journal contribution
posted on 01.01.2015, 00:00 authored by M P McCabe, M Bird, T E Davison, David MellorDavid Mellor, S MacPherson, David HallfordDavid Hallford, Melissa Seedy
Objectives: Behavioral and psychological symptoms of dementia (BPSD) cause significant stress and distress to both aged-care residents and staff. This study evaluated a training program to assist staff to manage BPSD in residential care. Method: A randomised controlled trial (RCT) was employed. The study was included in the Australian and New Zealand Clinical Trial Register residential care facilities. Staff (n = 204) and residents (n = 187) were from 16 residential care facilities. Facilities were recruited and randomly assigned to four staff training conditions: (1) training in the use of a BPSD-structured clinical protocol, plus external clinical support, (2) a workshop on BPSD, plus external clinical support, (3) training in the use of the structured clinical protocol alone, and (4) care as usual. Staff and resident outcome measures were obtained pre-intervention, three months and six months post-intervention. The primary outcome was changes in BPSD, measured using the Cohen-Mansfield Agitation Inventory (CMAI) as well as frequency and duration of challenging behaviors. Secondary outcomes were changes in staff adjustment. Results: There were improvements in challenging behaviors for both intervention conditions that included training in the BPSD instrument, but these were not maintained in the condition without clinical support. The training/support condition resulted in sustained improvements in both staff and resident variables, whereas the other conditions only led to improvement in some of the measured variables. Conclusion: These results demonstrate the effectiveness of the BPSD protocol in reducing BPSD and improving staff self-efficacy and stress.

History

Journal

Aging and mental health

Volume

19

Issue

9

Pagination

799 - 807

Publisher

Taylor & Francis

Location

London, Eng.

ISSN

1360-7863

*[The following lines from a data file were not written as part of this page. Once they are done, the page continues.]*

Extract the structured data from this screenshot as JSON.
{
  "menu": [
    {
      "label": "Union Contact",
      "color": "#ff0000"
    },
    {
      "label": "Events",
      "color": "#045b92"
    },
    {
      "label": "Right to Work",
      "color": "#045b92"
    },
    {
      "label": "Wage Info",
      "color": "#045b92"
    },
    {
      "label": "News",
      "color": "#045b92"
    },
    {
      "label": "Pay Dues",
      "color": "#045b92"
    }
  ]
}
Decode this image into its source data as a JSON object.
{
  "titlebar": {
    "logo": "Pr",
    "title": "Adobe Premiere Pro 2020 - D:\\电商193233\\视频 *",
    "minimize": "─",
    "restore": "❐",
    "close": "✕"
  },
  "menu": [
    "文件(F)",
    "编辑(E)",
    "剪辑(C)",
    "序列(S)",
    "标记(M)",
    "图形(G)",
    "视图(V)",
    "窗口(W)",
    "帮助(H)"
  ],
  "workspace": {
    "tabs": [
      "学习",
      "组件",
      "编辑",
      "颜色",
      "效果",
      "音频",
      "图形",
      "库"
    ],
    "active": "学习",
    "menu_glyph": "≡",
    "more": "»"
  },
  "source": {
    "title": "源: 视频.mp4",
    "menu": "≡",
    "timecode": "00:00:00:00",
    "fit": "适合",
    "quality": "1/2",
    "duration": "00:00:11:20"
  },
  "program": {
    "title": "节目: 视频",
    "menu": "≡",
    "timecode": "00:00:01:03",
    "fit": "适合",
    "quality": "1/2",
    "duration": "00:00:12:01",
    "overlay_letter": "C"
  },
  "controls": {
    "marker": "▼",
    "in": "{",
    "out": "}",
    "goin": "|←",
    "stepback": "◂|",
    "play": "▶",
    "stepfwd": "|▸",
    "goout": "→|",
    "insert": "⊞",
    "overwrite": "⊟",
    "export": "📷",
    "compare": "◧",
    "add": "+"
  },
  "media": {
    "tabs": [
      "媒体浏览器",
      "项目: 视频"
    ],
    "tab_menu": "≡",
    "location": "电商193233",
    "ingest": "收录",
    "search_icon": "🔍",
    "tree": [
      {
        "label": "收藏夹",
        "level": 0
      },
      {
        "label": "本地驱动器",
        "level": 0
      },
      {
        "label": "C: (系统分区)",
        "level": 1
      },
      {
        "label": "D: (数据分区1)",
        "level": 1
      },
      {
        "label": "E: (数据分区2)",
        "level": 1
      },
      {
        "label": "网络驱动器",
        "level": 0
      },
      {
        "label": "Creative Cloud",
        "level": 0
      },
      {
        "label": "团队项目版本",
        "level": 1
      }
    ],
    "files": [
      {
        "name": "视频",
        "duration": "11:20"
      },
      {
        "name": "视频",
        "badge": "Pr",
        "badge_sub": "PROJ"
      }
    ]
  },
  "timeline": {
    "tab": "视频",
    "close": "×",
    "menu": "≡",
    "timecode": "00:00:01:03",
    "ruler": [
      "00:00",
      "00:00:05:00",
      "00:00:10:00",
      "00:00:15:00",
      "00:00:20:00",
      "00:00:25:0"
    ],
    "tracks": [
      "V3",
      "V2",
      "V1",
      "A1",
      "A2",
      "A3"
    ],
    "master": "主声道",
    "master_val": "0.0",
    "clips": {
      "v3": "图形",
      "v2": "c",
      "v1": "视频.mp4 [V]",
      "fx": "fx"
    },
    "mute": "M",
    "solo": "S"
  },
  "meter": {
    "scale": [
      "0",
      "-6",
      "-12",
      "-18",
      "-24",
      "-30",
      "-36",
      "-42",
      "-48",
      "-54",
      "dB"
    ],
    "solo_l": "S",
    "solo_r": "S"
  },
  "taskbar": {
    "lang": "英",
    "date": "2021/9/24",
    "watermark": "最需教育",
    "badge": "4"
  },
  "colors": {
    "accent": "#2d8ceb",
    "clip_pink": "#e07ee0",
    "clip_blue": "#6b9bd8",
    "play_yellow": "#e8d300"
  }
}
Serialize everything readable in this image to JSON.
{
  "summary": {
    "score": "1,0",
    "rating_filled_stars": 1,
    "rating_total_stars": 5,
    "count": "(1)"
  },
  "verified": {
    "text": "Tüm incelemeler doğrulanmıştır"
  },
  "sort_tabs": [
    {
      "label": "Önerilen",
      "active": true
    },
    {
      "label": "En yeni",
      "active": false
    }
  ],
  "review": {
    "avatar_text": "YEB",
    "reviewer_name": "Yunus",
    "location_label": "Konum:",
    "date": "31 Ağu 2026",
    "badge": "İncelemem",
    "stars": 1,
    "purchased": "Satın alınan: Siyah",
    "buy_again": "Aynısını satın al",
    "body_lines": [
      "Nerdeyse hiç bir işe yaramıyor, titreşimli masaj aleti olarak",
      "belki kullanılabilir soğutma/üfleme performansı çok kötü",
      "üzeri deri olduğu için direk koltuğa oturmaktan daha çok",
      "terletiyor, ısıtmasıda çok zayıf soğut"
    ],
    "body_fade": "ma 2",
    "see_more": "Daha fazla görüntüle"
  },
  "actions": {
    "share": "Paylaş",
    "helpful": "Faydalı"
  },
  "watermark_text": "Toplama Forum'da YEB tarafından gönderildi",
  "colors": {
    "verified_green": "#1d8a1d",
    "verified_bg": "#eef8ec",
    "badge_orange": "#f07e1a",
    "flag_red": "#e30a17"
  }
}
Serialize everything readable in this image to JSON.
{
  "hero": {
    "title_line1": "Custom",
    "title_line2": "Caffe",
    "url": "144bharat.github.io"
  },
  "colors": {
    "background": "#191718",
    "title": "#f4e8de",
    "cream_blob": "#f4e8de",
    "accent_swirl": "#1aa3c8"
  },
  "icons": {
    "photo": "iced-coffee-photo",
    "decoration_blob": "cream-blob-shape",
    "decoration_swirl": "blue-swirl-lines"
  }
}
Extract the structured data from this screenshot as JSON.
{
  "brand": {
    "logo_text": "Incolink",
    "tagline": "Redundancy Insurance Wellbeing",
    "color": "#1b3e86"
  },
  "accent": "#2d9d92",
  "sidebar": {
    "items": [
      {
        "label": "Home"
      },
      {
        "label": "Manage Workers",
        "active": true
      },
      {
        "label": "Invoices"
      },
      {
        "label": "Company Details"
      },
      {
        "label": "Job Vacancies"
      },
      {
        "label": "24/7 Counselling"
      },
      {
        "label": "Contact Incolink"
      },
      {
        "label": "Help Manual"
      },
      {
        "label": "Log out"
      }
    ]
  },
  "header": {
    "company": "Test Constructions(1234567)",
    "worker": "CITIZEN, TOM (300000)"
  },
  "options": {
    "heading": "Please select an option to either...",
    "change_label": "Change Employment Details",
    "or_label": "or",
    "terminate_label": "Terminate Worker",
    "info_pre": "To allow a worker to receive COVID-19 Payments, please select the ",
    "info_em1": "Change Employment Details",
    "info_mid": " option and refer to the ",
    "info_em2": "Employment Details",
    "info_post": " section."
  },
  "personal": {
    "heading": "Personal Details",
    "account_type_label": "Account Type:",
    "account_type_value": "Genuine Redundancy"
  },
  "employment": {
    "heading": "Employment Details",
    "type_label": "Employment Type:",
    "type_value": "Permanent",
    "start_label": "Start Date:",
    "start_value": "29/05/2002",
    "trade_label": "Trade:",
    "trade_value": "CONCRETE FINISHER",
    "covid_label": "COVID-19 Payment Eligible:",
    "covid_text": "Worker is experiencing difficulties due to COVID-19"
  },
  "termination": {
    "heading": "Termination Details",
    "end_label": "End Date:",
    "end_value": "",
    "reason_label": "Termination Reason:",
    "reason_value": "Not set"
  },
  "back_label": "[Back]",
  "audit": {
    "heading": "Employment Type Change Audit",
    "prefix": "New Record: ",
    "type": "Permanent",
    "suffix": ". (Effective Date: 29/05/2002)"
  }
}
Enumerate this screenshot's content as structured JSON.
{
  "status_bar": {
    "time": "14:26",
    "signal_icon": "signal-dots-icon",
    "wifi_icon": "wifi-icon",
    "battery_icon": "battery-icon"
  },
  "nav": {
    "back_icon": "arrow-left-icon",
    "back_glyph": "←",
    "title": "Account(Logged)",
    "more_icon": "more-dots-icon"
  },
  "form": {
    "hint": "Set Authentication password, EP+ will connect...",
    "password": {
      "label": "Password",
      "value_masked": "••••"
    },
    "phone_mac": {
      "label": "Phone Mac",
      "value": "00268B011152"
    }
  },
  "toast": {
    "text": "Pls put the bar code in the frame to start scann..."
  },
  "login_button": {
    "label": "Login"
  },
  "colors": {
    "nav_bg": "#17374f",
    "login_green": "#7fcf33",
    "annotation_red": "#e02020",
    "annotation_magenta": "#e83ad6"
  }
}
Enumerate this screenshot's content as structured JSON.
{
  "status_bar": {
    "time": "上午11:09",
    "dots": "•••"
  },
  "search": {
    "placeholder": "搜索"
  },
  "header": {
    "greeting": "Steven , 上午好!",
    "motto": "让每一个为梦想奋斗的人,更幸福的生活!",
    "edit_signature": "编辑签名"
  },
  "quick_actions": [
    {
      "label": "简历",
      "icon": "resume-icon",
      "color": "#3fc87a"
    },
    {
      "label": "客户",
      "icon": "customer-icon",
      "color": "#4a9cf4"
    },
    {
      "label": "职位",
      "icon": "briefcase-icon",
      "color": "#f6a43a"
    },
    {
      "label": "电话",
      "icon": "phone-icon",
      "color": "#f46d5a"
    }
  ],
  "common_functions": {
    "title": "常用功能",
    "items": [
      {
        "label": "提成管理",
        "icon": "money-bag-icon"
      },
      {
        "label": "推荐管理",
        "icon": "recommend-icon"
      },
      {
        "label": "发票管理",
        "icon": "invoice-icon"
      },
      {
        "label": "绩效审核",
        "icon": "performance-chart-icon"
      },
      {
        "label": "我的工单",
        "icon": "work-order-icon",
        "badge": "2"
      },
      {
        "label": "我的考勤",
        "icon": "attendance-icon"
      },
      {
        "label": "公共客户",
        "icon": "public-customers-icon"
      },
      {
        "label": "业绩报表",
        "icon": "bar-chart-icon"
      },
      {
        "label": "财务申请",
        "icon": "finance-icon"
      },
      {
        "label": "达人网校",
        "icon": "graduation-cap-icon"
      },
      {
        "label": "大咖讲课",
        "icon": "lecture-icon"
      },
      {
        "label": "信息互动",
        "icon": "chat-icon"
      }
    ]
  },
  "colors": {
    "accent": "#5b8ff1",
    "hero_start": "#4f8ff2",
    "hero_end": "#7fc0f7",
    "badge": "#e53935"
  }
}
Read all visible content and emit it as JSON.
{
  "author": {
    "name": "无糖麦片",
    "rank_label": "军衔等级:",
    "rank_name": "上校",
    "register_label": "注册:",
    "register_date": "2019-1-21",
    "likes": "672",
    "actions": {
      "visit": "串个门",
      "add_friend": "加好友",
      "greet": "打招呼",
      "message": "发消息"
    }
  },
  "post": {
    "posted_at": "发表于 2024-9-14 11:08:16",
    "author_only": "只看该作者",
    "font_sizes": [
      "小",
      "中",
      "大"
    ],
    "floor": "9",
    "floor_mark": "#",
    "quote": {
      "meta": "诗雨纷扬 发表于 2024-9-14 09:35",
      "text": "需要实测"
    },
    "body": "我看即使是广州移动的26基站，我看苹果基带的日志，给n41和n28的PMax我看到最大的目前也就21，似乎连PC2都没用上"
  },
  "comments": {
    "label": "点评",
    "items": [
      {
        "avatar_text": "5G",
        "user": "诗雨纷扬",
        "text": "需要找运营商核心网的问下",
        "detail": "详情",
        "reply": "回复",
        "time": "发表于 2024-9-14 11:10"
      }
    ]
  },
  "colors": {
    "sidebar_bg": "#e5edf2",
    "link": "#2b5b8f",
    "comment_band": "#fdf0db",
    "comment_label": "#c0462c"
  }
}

eISSN

1364-6915

Language

eng

Publication classification

C Journal article; C1 Refereed article in a scholarly journal

Copyright notice

20.14, Taylor & Francis